Little Feat are probably one of the least understood and least appreciated bands
of the past 40 years. Though they released multiple albums on a major label (Warner Bros.), they never broke into the mainstream and in fact were never quite able to rise above
the status of serious cult band.
The author details all of that in this excellent history. He talks about the band's roots, which were built around various members of Frank Zappa's band who had left the Mothers. Slide guitarist and vocalist Lowell George was the band's guiding light, and in his crafty hands the group was able to mash up blues, rock, jazz, funk, country and R&B.
Always seen as a musician's band--Eric Clapton and Led Zeppelin's Robert Plant were big fans--Little
Feat had trouble creating a presence on radio that would lift them above underground status. Part of the problem was due to drugs and alcohol--George was a heavy cocaine abuser--as well as group in-fighting. But, for the fans, Little Feat's music was like no other band around. Albums like
Sailin' Shoes, Dixie Chicken and the live recording Waiting For Columbus are now all seen as classics.

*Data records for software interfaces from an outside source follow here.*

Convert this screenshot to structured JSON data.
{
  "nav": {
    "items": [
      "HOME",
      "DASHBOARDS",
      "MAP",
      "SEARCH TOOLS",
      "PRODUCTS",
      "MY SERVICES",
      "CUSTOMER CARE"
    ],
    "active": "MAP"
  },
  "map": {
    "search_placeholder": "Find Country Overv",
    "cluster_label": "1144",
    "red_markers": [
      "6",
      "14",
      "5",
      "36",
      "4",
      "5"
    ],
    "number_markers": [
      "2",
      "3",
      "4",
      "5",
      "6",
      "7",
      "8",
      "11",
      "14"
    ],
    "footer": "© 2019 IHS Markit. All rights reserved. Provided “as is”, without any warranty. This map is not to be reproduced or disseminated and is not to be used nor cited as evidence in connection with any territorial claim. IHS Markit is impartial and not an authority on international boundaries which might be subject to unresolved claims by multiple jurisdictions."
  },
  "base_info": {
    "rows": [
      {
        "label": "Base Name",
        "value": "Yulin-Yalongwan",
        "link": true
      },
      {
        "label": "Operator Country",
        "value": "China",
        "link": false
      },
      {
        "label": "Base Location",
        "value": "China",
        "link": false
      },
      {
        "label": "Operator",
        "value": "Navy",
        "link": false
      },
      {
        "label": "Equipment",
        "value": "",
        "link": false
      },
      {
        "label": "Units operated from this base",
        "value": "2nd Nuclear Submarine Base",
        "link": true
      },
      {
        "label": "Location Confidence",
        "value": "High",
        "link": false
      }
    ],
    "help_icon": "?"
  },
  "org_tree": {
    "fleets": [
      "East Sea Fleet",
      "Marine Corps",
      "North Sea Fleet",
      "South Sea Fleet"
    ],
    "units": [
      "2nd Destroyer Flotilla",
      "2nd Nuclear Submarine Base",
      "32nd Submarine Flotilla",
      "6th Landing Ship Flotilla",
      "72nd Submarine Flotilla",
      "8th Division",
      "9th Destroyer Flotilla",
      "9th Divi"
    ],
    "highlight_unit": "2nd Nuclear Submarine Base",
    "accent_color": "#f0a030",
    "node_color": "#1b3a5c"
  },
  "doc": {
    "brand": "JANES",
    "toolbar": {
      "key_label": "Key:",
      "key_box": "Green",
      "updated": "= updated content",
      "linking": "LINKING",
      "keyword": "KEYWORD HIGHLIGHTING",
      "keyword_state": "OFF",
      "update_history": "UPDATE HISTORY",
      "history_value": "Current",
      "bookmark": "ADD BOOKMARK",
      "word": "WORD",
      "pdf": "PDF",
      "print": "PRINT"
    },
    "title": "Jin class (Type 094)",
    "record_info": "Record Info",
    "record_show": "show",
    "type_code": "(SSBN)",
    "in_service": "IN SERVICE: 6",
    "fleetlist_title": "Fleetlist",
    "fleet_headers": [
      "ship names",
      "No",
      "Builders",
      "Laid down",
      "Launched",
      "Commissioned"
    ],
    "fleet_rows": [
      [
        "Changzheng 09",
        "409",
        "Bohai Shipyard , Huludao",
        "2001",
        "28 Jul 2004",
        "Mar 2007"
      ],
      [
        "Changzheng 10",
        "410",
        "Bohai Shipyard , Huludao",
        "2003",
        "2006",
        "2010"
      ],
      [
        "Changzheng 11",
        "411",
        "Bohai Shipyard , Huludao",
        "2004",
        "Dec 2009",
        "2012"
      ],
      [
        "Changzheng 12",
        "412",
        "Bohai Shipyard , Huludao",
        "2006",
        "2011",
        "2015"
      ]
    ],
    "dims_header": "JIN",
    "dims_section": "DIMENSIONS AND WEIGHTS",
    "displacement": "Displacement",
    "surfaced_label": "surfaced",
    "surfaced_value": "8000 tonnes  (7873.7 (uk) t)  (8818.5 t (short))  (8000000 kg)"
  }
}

Fong-Torres tries to untangle the confusing drama of Little Feat's career. It is not a simple task, but he manages to make sense of a band that no one quite ever understood.